5. It really really does take a village to raise a parent…oops I mean child – You will hear this over and over, mainly in your own head, but I just had to include it in my list. The world has become such a small place. We are instantly connected to our global community with just a few clicks of a mouse. There is endless information streaming at us at a rate faster then the speed of light (not exactly a scientific fact) and with a tap of our finger we can speak to everyone we know. But here is the messed up part…we are physically disconnected. We live in houses on streets where our neighbours are all strangers, our families are generally dotted around the country (or globe). Our village of friends all have their own lives that revolve around many commitments that are totally different to our own. And… you can not parent through a computer soooo where does that leave us. Parenting in westernised society can be very lonely.

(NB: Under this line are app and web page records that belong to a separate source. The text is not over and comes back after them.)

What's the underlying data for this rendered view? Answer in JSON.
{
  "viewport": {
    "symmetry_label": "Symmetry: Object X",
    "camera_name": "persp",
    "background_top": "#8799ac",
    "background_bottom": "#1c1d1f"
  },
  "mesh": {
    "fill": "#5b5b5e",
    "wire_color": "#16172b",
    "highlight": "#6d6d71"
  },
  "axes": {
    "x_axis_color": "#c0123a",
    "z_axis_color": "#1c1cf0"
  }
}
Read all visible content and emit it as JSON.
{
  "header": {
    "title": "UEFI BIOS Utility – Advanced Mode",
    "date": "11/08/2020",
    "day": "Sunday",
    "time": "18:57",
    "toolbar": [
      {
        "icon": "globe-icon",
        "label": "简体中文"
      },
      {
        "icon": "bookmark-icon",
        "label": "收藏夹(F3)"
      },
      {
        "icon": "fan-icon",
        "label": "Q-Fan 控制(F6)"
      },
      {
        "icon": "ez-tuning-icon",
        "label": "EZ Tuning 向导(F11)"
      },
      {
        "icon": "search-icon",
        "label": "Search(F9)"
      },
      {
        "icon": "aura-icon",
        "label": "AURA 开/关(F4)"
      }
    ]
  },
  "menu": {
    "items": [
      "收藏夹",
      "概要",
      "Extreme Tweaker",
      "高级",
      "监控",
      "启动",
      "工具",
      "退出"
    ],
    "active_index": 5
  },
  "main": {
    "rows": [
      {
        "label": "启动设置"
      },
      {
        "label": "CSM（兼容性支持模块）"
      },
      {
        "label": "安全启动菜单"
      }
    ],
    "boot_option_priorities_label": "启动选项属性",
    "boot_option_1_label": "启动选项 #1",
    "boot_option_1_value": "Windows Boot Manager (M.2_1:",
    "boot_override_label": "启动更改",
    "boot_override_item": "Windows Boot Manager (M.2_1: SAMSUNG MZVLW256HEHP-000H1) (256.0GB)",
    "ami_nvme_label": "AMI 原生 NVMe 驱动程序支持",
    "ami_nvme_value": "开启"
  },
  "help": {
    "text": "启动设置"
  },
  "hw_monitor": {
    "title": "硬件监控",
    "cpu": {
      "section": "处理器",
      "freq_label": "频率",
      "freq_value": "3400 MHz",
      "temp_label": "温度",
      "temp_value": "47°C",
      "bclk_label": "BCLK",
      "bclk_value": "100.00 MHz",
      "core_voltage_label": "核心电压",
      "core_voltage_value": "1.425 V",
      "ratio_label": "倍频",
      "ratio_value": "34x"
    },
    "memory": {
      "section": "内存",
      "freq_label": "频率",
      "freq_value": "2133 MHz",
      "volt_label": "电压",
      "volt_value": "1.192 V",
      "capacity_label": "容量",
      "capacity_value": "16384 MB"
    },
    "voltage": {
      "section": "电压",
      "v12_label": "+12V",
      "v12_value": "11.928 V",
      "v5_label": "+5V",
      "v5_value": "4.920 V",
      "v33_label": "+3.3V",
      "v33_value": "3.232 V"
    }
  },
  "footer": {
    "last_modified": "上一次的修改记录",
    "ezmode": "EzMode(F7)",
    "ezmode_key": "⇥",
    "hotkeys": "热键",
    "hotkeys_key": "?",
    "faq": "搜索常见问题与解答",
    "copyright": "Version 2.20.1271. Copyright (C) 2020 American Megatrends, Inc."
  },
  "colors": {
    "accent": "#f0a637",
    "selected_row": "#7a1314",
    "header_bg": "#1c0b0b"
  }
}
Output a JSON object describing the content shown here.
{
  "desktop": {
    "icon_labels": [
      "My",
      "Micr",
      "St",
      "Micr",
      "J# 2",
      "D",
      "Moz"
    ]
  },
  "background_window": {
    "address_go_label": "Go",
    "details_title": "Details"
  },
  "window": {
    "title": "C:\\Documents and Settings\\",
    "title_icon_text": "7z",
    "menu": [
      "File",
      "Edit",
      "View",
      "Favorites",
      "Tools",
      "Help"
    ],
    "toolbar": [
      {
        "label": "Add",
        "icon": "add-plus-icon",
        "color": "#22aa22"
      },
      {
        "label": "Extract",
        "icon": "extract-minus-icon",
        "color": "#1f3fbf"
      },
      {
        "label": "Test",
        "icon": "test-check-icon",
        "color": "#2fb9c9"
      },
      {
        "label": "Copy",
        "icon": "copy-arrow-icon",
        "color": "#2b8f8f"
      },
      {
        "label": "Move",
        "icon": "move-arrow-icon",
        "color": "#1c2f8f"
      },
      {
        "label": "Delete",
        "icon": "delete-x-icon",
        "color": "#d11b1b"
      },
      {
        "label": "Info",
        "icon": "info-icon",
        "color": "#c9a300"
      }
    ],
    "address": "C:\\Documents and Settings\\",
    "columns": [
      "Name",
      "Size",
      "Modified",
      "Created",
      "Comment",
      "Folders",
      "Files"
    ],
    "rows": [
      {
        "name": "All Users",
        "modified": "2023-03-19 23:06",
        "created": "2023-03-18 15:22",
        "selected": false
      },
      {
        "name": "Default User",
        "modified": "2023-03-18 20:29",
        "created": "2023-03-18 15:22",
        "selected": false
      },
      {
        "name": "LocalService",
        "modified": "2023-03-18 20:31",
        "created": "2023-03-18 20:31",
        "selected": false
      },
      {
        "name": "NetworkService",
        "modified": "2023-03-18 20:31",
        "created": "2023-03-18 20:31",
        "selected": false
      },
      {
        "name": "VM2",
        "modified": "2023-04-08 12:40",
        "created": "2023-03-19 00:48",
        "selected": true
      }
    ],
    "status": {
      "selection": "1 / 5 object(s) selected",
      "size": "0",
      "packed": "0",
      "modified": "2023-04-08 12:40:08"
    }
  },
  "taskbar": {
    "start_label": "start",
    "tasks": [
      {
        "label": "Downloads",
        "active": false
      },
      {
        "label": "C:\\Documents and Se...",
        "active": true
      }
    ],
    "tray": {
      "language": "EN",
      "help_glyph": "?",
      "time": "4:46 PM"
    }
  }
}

I am really lucky to have my mum and dad so close. For the first six months we all practically lived together. When Boston was just two weeks old my gorgeous man commented “how do people do this without at least a third adult?” At the time we were blessed to be focusing all our energy on being new parents while mum cooked and cleaned. And let me tell you seeing the joy Boston brings his grandparents is priceless. But as lucky as I am I wish I also had the rest of our family close, including all our wonderful cousins who have children close to Boston’s age. How wonderful it would be to have mums and dads that I know and love all so close to us. So that every day we could share our experiences not just over facebook but over a cup of tea. This actually makes me very sad. And I have also realised I need a whole separate post to really explore this.
So by golly if you do not have a “traditional” village around you then CREATE CREATE CREATE. I am not even close to having the village I dream of, but we’re getting there. You need people around you, to hug you, to tell you everything is okay, to babysit while you take a nap, to cook you dinner, to walk the dog, to pull you up when you feel like the poop filled diapers you are changing all too often. So yeah parents need a village, that was not really a mistake. Children need a village too. They need more then just their parents to mould their view of the world. They need the unconditional love of grandparents, the strong role model in a positive uncle, the warm hugs of a family friend who bakes delicious muffins and listens to problems without judgement. I could go on and on and this probably makes little sense because it is the tip of an iceberg, hopefully I have time to explore under the water sometime soon. __________________________________________________________________________ Sooooo this is my list. What do you think? Do you have a list of your own?